If Steve Jobs is buried in a grave, he’s probably spinning faster than a hard drive. For the past few weeks, my Mac has been running Microsoft Defender – security software for an operating system that Jobs famously claimed didn’t get viruses, made by the company he constantly accused of shoddy security.
Is Microsoft Defender a prank, a marketing stunt being played by Microsoft’s PR department? Or is it actually useful protection for Mac owners? I’ve been testing it for a few weeks to find out.
The back story
Fifteen years ago, the very idea of Microsoft making security software for the Mac would have been unthinkable.
At the time, Microsoft Windows was the butt of Apple’s advertising jokes. The very first of the infamous “I’m a Mac, I’m a PC” ads featured a sneezing PC guy moaning about catching a nasty virus, stood next to the immune, irritatingly smug Mac.
Even at the time, the advertising claim was dubious. Yes, the number of Windows viruses circulating far outnumbered those targeting the Mac. They still do, although Mac threats have increased alongside the growing popularity of Macs. The Mac isn’t immune from attack – it never has been.
Microsoft releasing Mac security software in the mid-2000s would also have been unthinkable because it just didn’t do security software at the time. Microsoft Security Essentials, its first foray into Windows client security software, wasn’t released until 2009 and it wasn’t very good. It was widely panned for failing to detect malware as well as third-party products.
Much has changed over the past decade or so. In the comparative tests of Windows security suites published by independent labs such as AV-Test, Microsoft Defender (as Security Essentials is now called) does as well as the paid-for security suites. Given it’s bundled free with Windows 10 and 11, it’s driven a tank through the Windows anti-virus market. It’s why security suites such as Norton are resorting to increasingly desperate tactics, such as bundling crypto miners into their software in order to boost revenue.

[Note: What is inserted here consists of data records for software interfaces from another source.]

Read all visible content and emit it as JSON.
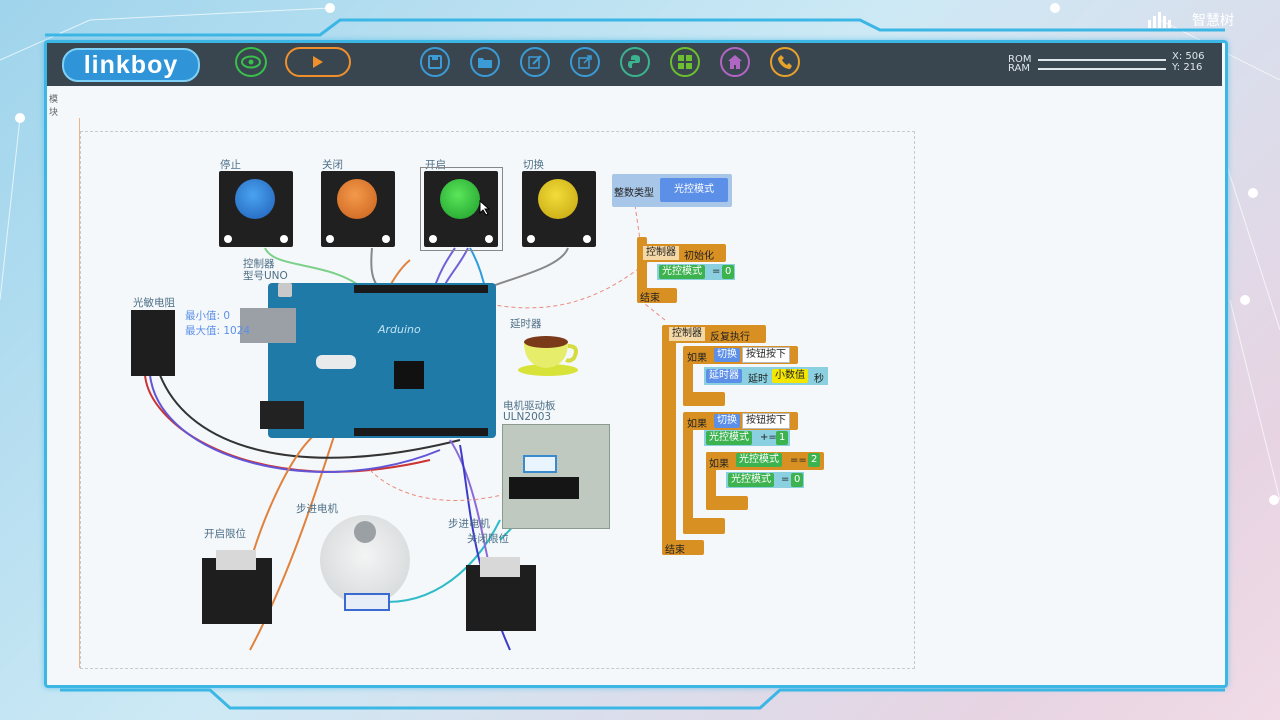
{
  "app": {
    "logo": "linkboy",
    "watermark": "智慧树"
  },
  "meters": {
    "rom_label": "ROM",
    "ram_label": "RAM",
    "x_readout": "X: 506",
    "y_readout": "Y: 216"
  },
  "toolbar": {
    "icons": [
      "view-eye-icon",
      "run-play-icon",
      "save-icon",
      "open-folder-icon",
      "edit-icon",
      "export-icon",
      "python-icon",
      "module-grid-icon",
      "home-icon",
      "phone-icon"
    ]
  },
  "sidebar": {
    "partial_label": "模块"
  },
  "components": {
    "btn_stop": "停止",
    "btn_close": "关闭",
    "btn_open": "开启",
    "btn_switch": "切换",
    "controller_name": "控制器",
    "controller_model": "型号UNO",
    "arduino_text": "Arduino",
    "ldr_label": "光敏电阻",
    "ldr_min": "最小值: 0",
    "ldr_max": "最大值: 1024",
    "delay_label": "延时器",
    "driver_label1": "电机驱动板",
    "driver_label2": "ULN2003",
    "motor_label": "步进电机",
    "limit_open": "开启限位",
    "limit_close": "关闭限位",
    "stepper_run_label": "步进电机"
  },
  "blocks": {
    "var_decl_type": "整数类型",
    "var_decl_name": "光控模式",
    "init_ctrl": "控制器",
    "init_label": "初始化",
    "init_var": "光控模式",
    "init_eq": "=",
    "init_val": "0",
    "end1": "结束",
    "loop_ctrl": "控制器",
    "loop_label": "反复执行",
    "if1": "如果",
    "if1_target": "切换",
    "if1_cond": "按钮按下",
    "delay_target": "延时器",
    "delay_action": "延时",
    "delay_value": "小数值",
    "delay_unit": "秒",
    "if2": "如果",
    "if2_target": "切换",
    "if2_cond": "按钮按下",
    "inc_var": "光控模式",
    "inc_op": "+=",
    "inc_val": "1",
    "if3": "如果",
    "if3_var": "光控模式",
    "if3_op": "==",
    "if3_val": "2",
    "reset_var": "光控模式",
    "reset_op": "=",
    "reset_val": "0",
    "end2": "结束"
  },
  "colors": {
    "frame": "#3cb7e5",
    "topbar": "#39464f",
    "board": "#1f7aa8",
    "block_orange": "#d99023",
    "block_green": "#3db34f",
    "block_blue": "#5b8fe8"
  }
}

Microsoft Defender for Mac
So now Microsoft Defender has landed on the Mac. It’s part of the company’s all-encompassing Microsoft 365 package, which includes the Office products and now Defender for PC, Mac, Android and even iOS.
Microsoft is positioning Defender as a security dashboard for all of your devices. Parents, for example, can open the Defender app on their phone and get a reassuring reminder that all of the family’s other computing devices are protected. It’s not a marketing prank, although you suspect there was a degree of sniggering in the Microsoft press office when this was released…
Does Microsoft Defender do its job? Well, it’s not the most proactive of security suites. There’s no active email scanning, for example, and I get plenty of malicious emails: fake delivery scams, offers from Saudi princes, spoof Amazon emails. Defender doesn’t throw itself in front of the truck, begging you not to open or reply to the mail. But if you clicked on an attachment that was trying to install something nasty, Defender promises to get in the way. If macOS’s own security tools don’t intervene first.
I ran a full scan on my MacBook Pro yesterday, and after 20 minutes of probing it found two Trojans (both in my email app) and offered to put them both in quarantine. Oddly, you have to enter your macOS password to find out exactly what the malware is, but I think that’s a macOS restriction more than a Microsoft one.
Defender is pretty lightweight, too. It sits in the background and doesn’t consume significant resources. I’ve just checked the Mac Activity Monitor and it’s halfway down the list, nibbling on 60MB of RAM. For comparison, top-of-the-list Dropbox is using 447MB. Even when it was doing a full scan, it failed to break into the top five memory users.
So, if you’re a Microsoft 365 subscriber and you want something to keep an eye on your Mac, you could do worse than Microsoft Defender. No joke.